### TASK TO COMPLETE
Below are the records; locate each line with the word "knight" and copy it.

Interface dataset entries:
_ _ _ _ _
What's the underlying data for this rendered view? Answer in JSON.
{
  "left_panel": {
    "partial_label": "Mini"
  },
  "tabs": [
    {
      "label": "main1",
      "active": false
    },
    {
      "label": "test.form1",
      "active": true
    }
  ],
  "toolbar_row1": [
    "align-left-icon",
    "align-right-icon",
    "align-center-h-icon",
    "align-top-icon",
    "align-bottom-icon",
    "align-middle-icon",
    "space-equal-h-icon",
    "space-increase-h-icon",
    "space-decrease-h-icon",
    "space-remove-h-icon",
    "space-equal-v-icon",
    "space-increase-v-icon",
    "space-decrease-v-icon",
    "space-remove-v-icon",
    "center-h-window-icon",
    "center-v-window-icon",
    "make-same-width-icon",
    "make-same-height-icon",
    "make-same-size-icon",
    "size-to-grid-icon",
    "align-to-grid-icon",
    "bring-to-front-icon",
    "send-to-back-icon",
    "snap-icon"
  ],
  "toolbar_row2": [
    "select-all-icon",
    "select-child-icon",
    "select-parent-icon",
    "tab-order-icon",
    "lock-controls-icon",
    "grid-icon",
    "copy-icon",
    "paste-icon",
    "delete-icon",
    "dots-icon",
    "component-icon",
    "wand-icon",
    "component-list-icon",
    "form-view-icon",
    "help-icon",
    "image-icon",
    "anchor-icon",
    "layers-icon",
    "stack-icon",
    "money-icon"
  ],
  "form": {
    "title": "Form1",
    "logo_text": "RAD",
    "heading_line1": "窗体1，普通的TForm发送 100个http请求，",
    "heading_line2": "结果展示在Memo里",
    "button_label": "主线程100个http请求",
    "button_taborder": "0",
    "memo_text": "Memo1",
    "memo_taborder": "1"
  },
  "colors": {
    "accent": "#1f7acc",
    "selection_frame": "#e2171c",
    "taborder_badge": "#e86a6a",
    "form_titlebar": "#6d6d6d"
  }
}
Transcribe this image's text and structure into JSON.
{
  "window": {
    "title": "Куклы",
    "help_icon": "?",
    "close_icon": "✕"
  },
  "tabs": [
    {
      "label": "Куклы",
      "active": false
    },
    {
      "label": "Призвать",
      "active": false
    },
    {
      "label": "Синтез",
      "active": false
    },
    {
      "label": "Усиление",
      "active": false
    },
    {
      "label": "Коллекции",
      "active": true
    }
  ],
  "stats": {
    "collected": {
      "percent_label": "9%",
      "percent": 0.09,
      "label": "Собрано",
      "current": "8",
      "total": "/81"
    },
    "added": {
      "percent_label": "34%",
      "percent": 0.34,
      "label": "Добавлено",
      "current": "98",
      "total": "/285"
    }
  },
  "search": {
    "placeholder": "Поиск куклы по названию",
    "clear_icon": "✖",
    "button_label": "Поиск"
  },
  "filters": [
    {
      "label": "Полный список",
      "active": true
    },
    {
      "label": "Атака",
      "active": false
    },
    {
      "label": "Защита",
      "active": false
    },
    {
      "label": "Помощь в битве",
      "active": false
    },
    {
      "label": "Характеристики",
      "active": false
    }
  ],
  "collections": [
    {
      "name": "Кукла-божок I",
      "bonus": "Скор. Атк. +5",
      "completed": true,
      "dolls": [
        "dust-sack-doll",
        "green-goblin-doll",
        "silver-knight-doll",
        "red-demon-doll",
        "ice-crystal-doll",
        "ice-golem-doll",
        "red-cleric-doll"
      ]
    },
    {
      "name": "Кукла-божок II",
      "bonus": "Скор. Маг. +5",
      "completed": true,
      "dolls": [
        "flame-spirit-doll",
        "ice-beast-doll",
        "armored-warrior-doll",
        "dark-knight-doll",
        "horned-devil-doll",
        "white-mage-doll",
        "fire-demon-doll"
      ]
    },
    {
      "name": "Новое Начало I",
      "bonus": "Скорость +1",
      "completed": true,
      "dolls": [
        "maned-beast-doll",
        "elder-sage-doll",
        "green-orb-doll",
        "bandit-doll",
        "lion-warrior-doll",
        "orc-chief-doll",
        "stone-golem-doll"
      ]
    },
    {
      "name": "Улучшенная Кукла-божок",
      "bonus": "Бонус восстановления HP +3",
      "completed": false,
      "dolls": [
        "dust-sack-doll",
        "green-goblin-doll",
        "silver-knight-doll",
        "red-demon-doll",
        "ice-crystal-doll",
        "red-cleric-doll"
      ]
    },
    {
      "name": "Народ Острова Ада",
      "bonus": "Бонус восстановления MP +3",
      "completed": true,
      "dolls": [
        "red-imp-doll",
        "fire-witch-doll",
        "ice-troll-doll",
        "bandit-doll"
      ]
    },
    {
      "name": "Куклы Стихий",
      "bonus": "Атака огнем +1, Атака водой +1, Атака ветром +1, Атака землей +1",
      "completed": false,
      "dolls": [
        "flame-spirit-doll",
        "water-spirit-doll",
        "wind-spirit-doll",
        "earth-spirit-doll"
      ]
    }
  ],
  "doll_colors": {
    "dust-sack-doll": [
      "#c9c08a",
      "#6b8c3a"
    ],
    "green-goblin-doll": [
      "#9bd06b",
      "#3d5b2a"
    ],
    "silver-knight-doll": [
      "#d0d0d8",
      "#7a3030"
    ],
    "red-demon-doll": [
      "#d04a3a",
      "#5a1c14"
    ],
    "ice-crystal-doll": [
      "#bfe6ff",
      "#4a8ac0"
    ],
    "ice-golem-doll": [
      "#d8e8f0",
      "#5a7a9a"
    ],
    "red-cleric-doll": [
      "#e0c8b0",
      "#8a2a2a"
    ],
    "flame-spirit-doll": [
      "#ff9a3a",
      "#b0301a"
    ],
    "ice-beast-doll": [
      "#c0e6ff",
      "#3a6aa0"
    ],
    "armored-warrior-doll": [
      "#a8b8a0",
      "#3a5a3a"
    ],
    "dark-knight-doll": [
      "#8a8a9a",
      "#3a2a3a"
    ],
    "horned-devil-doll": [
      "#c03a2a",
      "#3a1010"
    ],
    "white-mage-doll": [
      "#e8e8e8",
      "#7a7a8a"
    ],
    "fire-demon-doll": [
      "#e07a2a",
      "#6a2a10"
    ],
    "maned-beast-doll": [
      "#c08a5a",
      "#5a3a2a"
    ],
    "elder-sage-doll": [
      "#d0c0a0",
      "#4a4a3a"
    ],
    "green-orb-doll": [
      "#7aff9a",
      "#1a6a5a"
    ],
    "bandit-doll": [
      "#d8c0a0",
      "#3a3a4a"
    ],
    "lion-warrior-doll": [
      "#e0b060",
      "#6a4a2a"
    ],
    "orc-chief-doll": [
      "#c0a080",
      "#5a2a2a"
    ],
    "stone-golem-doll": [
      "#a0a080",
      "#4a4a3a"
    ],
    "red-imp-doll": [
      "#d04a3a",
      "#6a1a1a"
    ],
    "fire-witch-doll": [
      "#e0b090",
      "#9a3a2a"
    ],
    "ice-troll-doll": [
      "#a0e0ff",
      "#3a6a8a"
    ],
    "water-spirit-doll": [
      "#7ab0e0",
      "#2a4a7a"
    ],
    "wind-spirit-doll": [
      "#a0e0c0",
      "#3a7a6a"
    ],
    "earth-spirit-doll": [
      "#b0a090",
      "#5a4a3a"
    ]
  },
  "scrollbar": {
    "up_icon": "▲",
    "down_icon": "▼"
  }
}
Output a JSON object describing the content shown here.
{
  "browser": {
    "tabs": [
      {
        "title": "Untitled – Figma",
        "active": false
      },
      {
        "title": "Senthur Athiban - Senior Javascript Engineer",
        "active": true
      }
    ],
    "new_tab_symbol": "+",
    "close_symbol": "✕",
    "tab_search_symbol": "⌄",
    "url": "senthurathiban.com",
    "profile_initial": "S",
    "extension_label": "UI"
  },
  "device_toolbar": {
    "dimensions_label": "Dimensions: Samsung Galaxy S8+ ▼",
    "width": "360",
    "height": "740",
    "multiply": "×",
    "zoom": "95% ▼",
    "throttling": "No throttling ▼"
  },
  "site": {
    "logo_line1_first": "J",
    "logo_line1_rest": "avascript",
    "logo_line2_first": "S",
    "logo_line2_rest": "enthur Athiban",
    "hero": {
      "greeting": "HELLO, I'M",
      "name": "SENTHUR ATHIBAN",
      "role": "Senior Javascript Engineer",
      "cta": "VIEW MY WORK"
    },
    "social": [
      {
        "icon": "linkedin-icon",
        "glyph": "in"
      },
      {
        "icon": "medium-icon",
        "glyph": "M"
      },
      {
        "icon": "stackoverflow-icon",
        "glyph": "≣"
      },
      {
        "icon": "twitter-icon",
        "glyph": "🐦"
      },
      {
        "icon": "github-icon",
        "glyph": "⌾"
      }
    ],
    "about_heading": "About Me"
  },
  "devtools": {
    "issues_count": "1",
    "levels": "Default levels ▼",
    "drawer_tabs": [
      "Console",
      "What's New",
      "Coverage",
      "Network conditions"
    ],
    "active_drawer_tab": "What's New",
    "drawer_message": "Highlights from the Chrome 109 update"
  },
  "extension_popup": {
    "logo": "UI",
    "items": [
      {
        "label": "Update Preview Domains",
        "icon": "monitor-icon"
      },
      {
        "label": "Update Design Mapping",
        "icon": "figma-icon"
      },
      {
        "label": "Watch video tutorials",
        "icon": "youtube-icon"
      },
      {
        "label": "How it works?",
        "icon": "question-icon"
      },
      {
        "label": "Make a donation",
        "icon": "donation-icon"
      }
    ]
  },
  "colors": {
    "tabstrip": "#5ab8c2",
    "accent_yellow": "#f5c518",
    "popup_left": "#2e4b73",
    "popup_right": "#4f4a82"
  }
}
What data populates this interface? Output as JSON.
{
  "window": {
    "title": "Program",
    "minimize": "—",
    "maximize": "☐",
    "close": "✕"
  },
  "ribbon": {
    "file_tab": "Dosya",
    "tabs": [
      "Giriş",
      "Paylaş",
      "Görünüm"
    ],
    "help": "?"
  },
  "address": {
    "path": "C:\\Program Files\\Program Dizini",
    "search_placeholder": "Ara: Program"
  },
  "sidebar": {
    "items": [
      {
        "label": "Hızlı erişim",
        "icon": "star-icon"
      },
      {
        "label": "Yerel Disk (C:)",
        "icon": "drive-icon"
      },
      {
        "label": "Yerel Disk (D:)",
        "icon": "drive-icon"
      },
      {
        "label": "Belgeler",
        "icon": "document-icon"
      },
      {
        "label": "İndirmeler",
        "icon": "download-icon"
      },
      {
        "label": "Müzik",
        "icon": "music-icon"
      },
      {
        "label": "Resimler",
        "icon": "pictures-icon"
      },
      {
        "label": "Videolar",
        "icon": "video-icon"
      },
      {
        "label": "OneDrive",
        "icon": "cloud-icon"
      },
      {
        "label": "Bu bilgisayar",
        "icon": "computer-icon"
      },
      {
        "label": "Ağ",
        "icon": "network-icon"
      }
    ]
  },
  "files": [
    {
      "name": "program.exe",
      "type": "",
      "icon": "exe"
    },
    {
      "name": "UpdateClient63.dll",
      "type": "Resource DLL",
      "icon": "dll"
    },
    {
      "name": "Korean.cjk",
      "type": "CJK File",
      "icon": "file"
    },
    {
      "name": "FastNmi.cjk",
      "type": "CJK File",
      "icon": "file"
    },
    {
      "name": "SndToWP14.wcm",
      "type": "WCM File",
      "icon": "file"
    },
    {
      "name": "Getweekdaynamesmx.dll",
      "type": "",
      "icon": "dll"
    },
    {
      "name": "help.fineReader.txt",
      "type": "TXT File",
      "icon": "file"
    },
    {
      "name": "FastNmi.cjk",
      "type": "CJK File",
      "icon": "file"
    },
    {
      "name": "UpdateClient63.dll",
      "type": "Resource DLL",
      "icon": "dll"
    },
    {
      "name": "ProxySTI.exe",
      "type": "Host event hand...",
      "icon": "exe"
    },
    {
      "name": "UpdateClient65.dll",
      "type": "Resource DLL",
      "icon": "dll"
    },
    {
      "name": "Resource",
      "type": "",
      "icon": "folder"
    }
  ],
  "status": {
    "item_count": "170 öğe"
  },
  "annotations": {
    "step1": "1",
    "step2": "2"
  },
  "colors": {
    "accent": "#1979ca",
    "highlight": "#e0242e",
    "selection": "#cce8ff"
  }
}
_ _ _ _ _
### RESPONSE TO THE EXERCISE
        "silver-knight-doll",
        "dark-knight-doll",
        "silver-knight-doll",
    "silver-knight-doll": [
    "dark-knight-doll": [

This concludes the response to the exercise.